The greener the better for when it comes to the nutrition profile of asparagus. However, 15 minutes post-consumption the green vegetable can pack a pungent urine smell. The reason is that asparagus has a rich sulfur-containing compound called asparagusic acid. When our digestive system breaks down the compound, a volatile odor gets released. Interestingly enough, not all asparagus eaters are plagued by the foul smell. Two theories have been developed by scientists saying that some people have the digestive properties to metabolize asparagus’ sulfuric compounds to release the odor or that everyone produces the nasty odor, but only some people can smell it. Several studies have been done, but the numbers aren’t consistent to give a direct answer.
Like the saying goes, “Beans, beans they’re good for your heart.
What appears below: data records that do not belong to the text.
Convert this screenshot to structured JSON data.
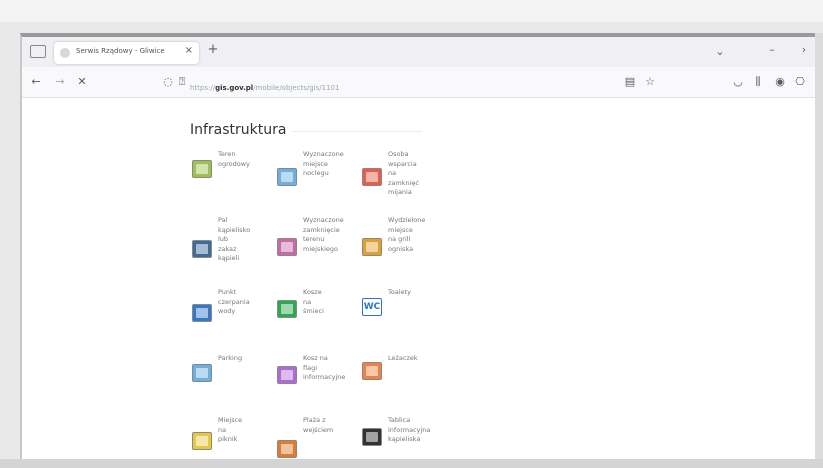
{
  "browser": {
    "tab_title": "Serwis Rządowy - Gliwice",
    "tab_close_glyph": "×",
    "new_tab_glyph": "+",
    "address_prefix": "https://",
    "address_domain": "gis.gov.pl",
    "address_path": "/mobile/objects/gis/1101",
    "toolbar_icons": [
      "sidebar-icon",
      "back-icon",
      "forward-icon",
      "reload-icon",
      "shield-icon",
      "lock-icon",
      "reader-icon",
      "star-icon",
      "pocket-icon",
      "downloads-icon",
      "account-icon",
      "extensions-icon",
      "list-all-tabs-icon",
      "minimize-icon",
      "close-window-icon"
    ]
  },
  "page": {
    "heading": "Infrastruktura",
    "items": [
      {
        "label": "Teren\nogrodowy",
        "icon": "garden-icon",
        "color": "#9ec24f"
      },
      {
        "label": "Wyznaczone\nmiejsce\nnoclegu",
        "icon": "sleeping-place-icon",
        "color": "#6ab0e0"
      },
      {
        "label": "Osoba\nwsparcia\nna\nzamknięć\nmijania",
        "icon": "support-person-icon",
        "color": "#e85c4a"
      },
      {
        "label": "Pal\nkąpielisko\nlub\nzakaz\nkąpieli",
        "icon": "swimming-icon",
        "color": "#3f6a99"
      },
      {
        "label": "Wyznaczone\nzamknięcie\nterenu\nmiejskiego",
        "icon": "enclosure-icon",
        "color": "#c86aa8"
      },
      {
        "label": "Wydzielone\nmiejsce\nna grill\nogniska",
        "icon": "grill-icon",
        "color": "#e0a030"
      },
      {
        "label": "Punkt\nczerpania\nwody",
        "icon": "water-tap-icon",
        "color": "#3478c8"
      },
      {
        "label": "Kosze\nna\nśmieci",
        "icon": "trash-bin-icon",
        "color": "#2fa84f"
      },
      {
        "label": "Toalety",
        "icon": "toilet-wc-icon",
        "color": "#2a73c9"
      },
      {
        "label": "Parking",
        "icon": "parking-icon",
        "color": "#6ab0e0"
      },
      {
        "label": "Kosz na\nflagi\ninformacyjne",
        "icon": "notice-board-icon",
        "color": "#b06ad8"
      },
      {
        "label": "Leżaczek",
        "icon": "deckchair-icon",
        "color": "#f08040"
      },
      {
        "label": "Miejsce\nna\npiknik",
        "icon": "picnic-icon",
        "color": "#e8c840"
      },
      {
        "label": "Plaża z\nwejściem",
        "icon": "beach-icon",
        "color": "#e07a30"
      },
      {
        "label": "Tablica\ninformacyjna\nkąpieliska",
        "icon": "info-board-icon",
        "color": "#333333"
      }
    ]
  }
}
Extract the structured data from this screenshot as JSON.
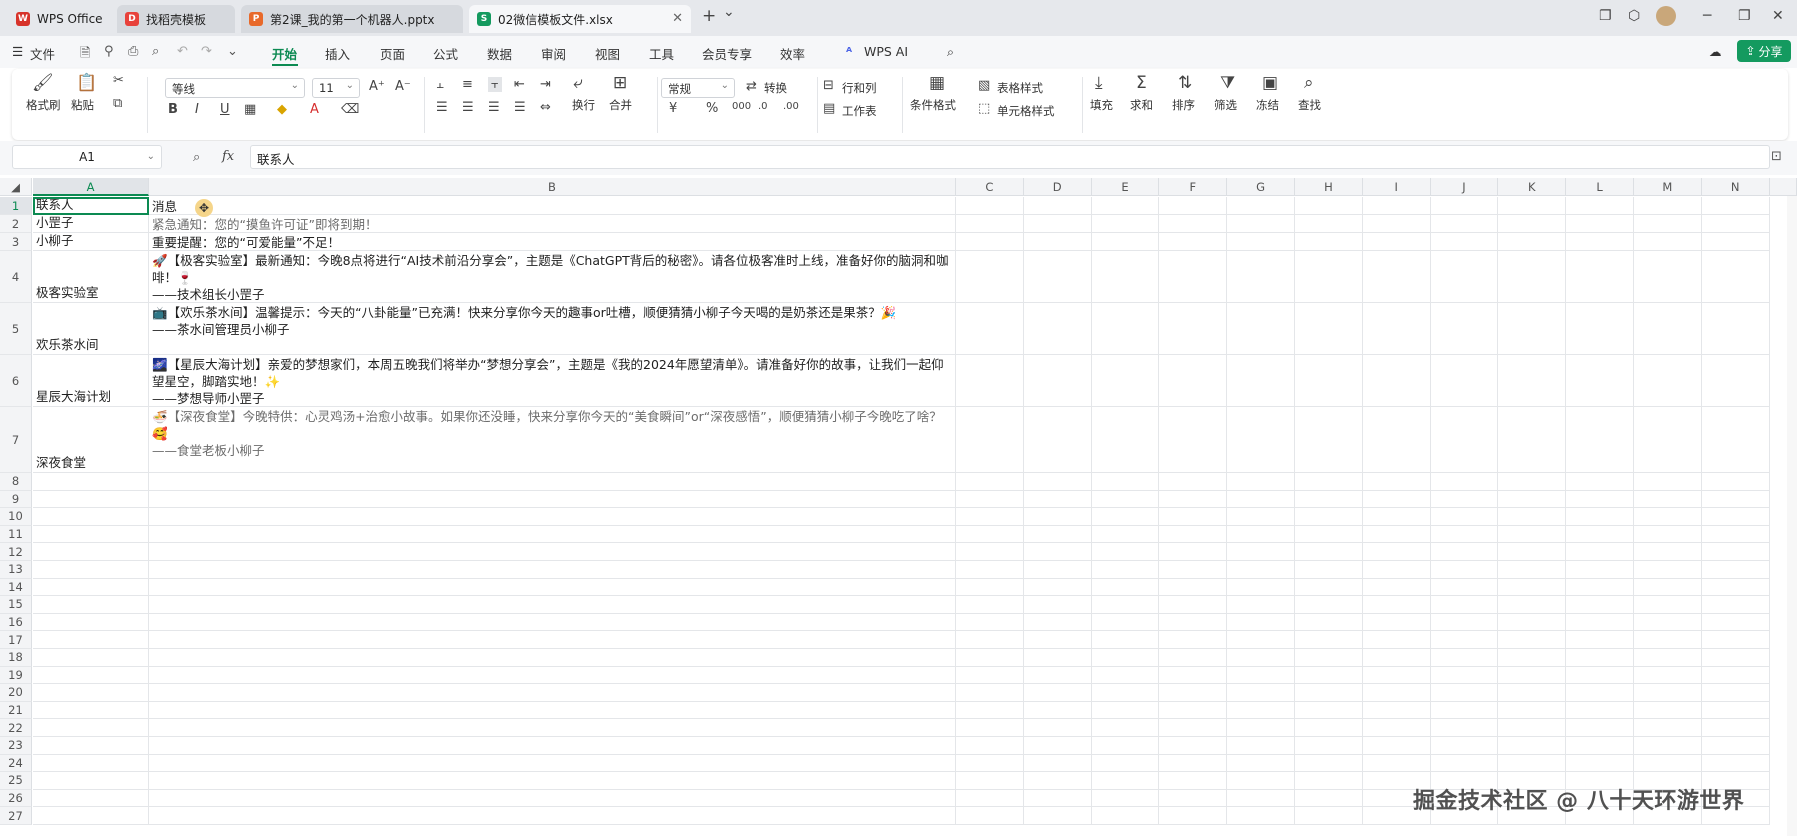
{
  "titlebar": {
    "tabs": [
      {
        "label": "WPS Office",
        "icon": "wps-logo-icon",
        "color": "#d7332a"
      },
      {
        "label": "找稻壳模板",
        "icon": "docer-icon",
        "color": "#e8423b"
      },
      {
        "label": "第2课_我的第一个机器人.pptx",
        "icon": "pptx-icon",
        "color": "#e8692a"
      },
      {
        "label": "02微信模板文件.xlsx",
        "icon": "xlsx-icon",
        "color": "#149a5f"
      }
    ],
    "new_tab": "+",
    "dropdown": "⌄"
  },
  "menubar": {
    "file_label": "文件",
    "items": [
      "开始",
      "插入",
      "页面",
      "公式",
      "数据",
      "审阅",
      "视图",
      "工具",
      "会员专享",
      "效率"
    ],
    "active": "开始",
    "wps_ai_label": "WPS AI",
    "share_label": "分享"
  },
  "ribbon": {
    "format_painter": "格式刷",
    "paste": "粘贴",
    "font_name": "等线",
    "font_size": "11",
    "number_format": "常规",
    "convert": "转换",
    "rows_cols": "行和列",
    "worksheet": "工作表",
    "wrap": "换行",
    "merge": "合并",
    "cond_format": "条件格式",
    "table_style": "表格样式",
    "cell_style": "单元格样式",
    "fill": "填充",
    "sum": "求和",
    "sort": "排序",
    "filter": "筛选",
    "freeze": "冻结",
    "find": "查找"
  },
  "formula": {
    "name_box": "A1",
    "fx": "fx",
    "content": "联系人"
  },
  "columns": [
    "A",
    "B",
    "C",
    "D",
    "E",
    "F",
    "G",
    "H",
    "I",
    "J",
    "K",
    "L",
    "M",
    "N"
  ],
  "rows": [
    {
      "num": "1",
      "a": "联系人",
      "b": "消息"
    },
    {
      "num": "2",
      "a": "小罡子",
      "b": "紧急通知：您的“摸鱼许可证”即将到期！"
    },
    {
      "num": "3",
      "a": "小柳子",
      "b": "重要提醒：您的“可爱能量”不足！"
    },
    {
      "num": "4",
      "a": "极客实验室",
      "b": "🚀【极客实验室】最新通知：今晚8点将进行“AI技术前沿分享会”，主题是《ChatGPT背后的秘密》。请各位极客准时上线，准备好你的脑洞和咖啡！🍷\n——技术组长小罡子"
    },
    {
      "num": "5",
      "a": "欢乐茶水间",
      "b": "📺【欢乐茶水间】温馨提示：今天的“八卦能量”已充满！快来分享你今天的趣事or吐槽，顺便猜猜小柳子今天喝的是奶茶还是果茶？🎉\n——茶水间管理员小柳子"
    },
    {
      "num": "6",
      "a": "星辰大海计划",
      "b": "🌌【星辰大海计划】亲爱的梦想家们，本周五晚我们将举办“梦想分享会”，主题是《我的2024年愿望清单》。请准备好你的故事，让我们一起仰望星空，脚踏实地！✨\n——梦想导师小罡子"
    },
    {
      "num": "7",
      "a": "深夜食堂",
      "b": "🍜【深夜食堂】今晚特供：心灵鸡汤+治愈小故事。如果你还没睡，快来分享你今天的“美食瞬间”or“深夜感悟”，顺便猜猜小柳子今晚吃了啥？🥰\n——食堂老板小柳子"
    },
    {
      "num": "8",
      "a": "",
      "b": ""
    },
    {
      "num": "9",
      "a": "",
      "b": ""
    },
    {
      "num": "10",
      "a": "",
      "b": ""
    },
    {
      "num": "11",
      "a": "",
      "b": ""
    },
    {
      "num": "12",
      "a": "",
      "b": ""
    },
    {
      "num": "13",
      "a": "",
      "b": ""
    },
    {
      "num": "14",
      "a": "",
      "b": ""
    },
    {
      "num": "15",
      "a": "",
      "b": ""
    },
    {
      "num": "16",
      "a": "",
      "b": ""
    },
    {
      "num": "17",
      "a": "",
      "b": ""
    },
    {
      "num": "18",
      "a": "",
      "b": ""
    },
    {
      "num": "19",
      "a": "",
      "b": ""
    },
    {
      "num": "20",
      "a": "",
      "b": ""
    },
    {
      "num": "21",
      "a": "",
      "b": ""
    },
    {
      "num": "22",
      "a": "",
      "b": ""
    },
    {
      "num": "23",
      "a": "",
      "b": ""
    },
    {
      "num": "24",
      "a": "",
      "b": ""
    },
    {
      "num": "25",
      "a": "",
      "b": ""
    },
    {
      "num": "26",
      "a": "",
      "b": ""
    },
    {
      "num": "27",
      "a": "",
      "b": ""
    }
  ],
  "watermark": "掘金技术社区 @ 八十天环游世界",
  "accent_color": "#0c8a52"
}
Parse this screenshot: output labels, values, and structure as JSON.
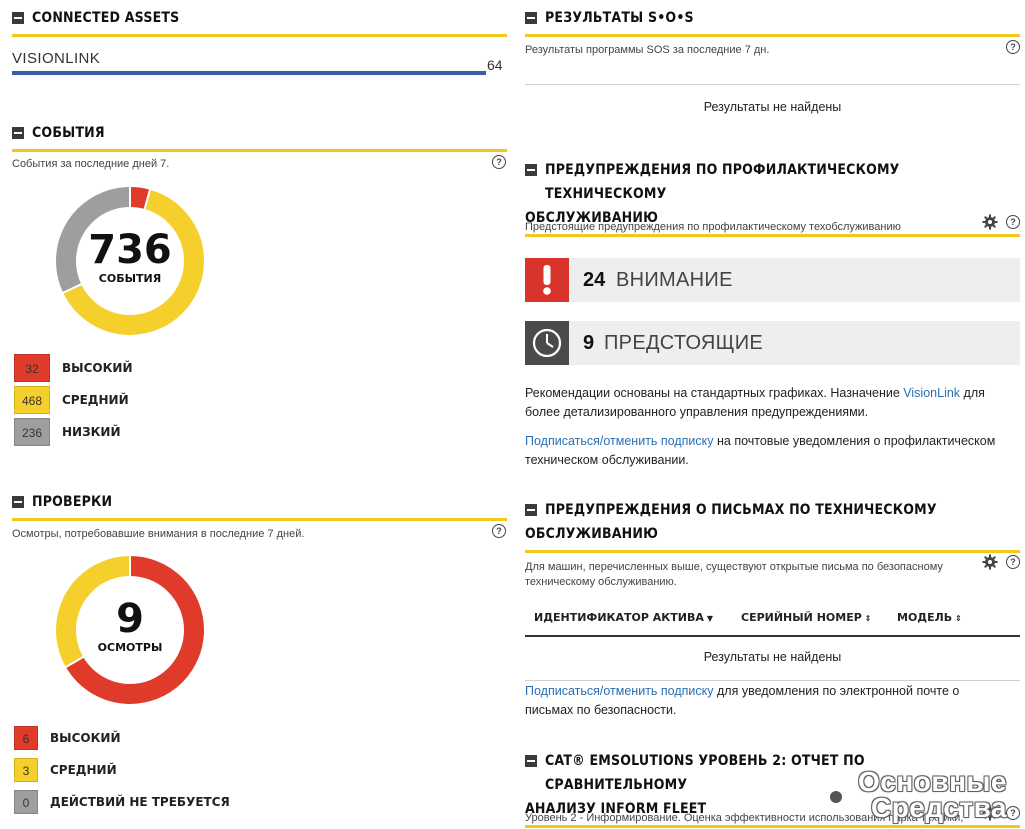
{
  "connected_assets": {
    "title": "CONNECTED ASSETS",
    "row_label": "VISIONLINK",
    "row_value": "64",
    "bar_fraction": 1.0
  },
  "events": {
    "title": "СОБЫТИЯ",
    "subtitle": "События за последние дней 7.",
    "total": "736",
    "caption": "СОБЫТИЯ",
    "legend": [
      {
        "count": "32",
        "label": "ВЫСОКИЙ",
        "color": "#e03a2b"
      },
      {
        "count": "468",
        "label": "СРЕДНИЙ",
        "color": "#f5d02c"
      },
      {
        "count": "236",
        "label": "НИЗКИЙ",
        "color": "#9e9e9e"
      }
    ]
  },
  "inspections": {
    "title": "ПРОВЕРКИ",
    "subtitle": "Осмотры, потребовавшие внимания в последние 7 дней.",
    "total": "9",
    "caption": "ОСМОТРЫ",
    "legend": [
      {
        "count": "6",
        "label": "ВЫСОКИЙ",
        "color": "#e03a2b"
      },
      {
        "count": "3",
        "label": "СРЕДНИЙ",
        "color": "#f5d02c"
      },
      {
        "count": "0",
        "label": "ДЕЙСТВИЙ НЕ ТРЕБУЕТСЯ",
        "color": "#9e9e9e"
      }
    ]
  },
  "sos": {
    "title": "РЕЗУЛЬТАТЫ S•O•S",
    "subtitle": "Результаты программы SOS за последние 7 дн.",
    "empty": "Результаты не найдены"
  },
  "pm": {
    "title_line1": "ПРЕДУПРЕЖДЕНИЯ ПО ПРОФИЛАКТИЧЕСКОМУ ТЕХНИЧЕСКОМУ",
    "title_line2": "ОБСЛУЖИВАНИЮ",
    "subtitle": "Предстоящие предупреждения по профилактическому техобслуживанию",
    "attention_count": "24",
    "attention_label": "ВНИМАНИЕ",
    "upcoming_count": "9",
    "upcoming_label": "ПРЕДСТОЯЩИЕ",
    "rec_text_1": "Рекомендации основаны на стандартных графиках. Назначение ",
    "rec_link": "VisionLink",
    "rec_text_2": " для более детализированного управления предупреждениями.",
    "sub_link": "Подписаться/отменить подписку",
    "sub_text": " на почтовые уведомления о профилактическом техническом обслуживании."
  },
  "letters": {
    "title_line1": "ПРЕДУПРЕЖДЕНИЯ О ПИСЬМАХ ПО ТЕХНИЧЕСКОМУ",
    "title_line2": "ОБСЛУЖИВАНИЮ",
    "subtitle": "Для машин, перечисленных выше, существуют открытые письма по безопасному техническому обслуживанию.",
    "col_asset": "ИДЕНТИФИКАТОР АКТИВА",
    "col_serial": "СЕРИЙНЫЙ НОМЕР",
    "col_model": "МОДЕЛЬ",
    "empty": "Результаты не найдены",
    "sub_link": "Подписаться/отменить подписку",
    "sub_text": " для уведомления по электронной почте о письмах по безопасности."
  },
  "emsolutions": {
    "title_line1": "CAT® EMSOLUTIONS УРОВЕНЬ 2: ОТЧЕТ ПО СРАВНИТЕЛЬНОМУ",
    "title_line2": "АНАЛИЗУ INFORM FLEET",
    "subtitle": "Уровень 2 - Информирование. Оценка эффективности использования парка техники,"
  },
  "watermark": {
    "line1": "Основные",
    "line2": "Средства"
  },
  "icons": {
    "help": "?",
    "gear": "gear-icon",
    "attention": "exclamation-icon",
    "upcoming": "clock-icon"
  }
}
The more you eat, the more you fart.” Beans can be a muscle-building staple, but they can also create some awkward circumstances in public. Beans create gassy bowel movements because they contain the sugar molecule, oligosaccharides. Our body doesn’t produce the enzyme to metabolize this sugar molecule, so bacteria in the large intestine break it down. The end result: gas.
As mentioned before, dyes can cause a color change of the stool. Red #40 is a common food dye and can easily be found in Froot Loops, Jell-O, red candy, and so on. Over consumption of a food that’s infused with Red #40 can lead to red-colored poop.
Fall means a lot of pumpkin and pumpkin contains a hell of a lot of beta-carotene. Beta-carotene has the potential to make your poop have an orange tint. Other foods that are rich in beta-carotene are carrots, oranges, and sweet potatoes.
There are certain spices that can maintain their pungency after going through the digestive system. Foods, like Indian cuisines, that are highly flavored in curry can cause your urine to smell a bit spicy. The reason: the ingredients move past the odor-triggering chemicals via the kidneys.
It’s loaded with health benefits, but can also cause your urine to have a strong odor after a heavy garlic-flavored meal. That’s if the garlic is raw, because cooking garlic can help reduce the amount of methyl-mercaptan that’s passed through the kidneys.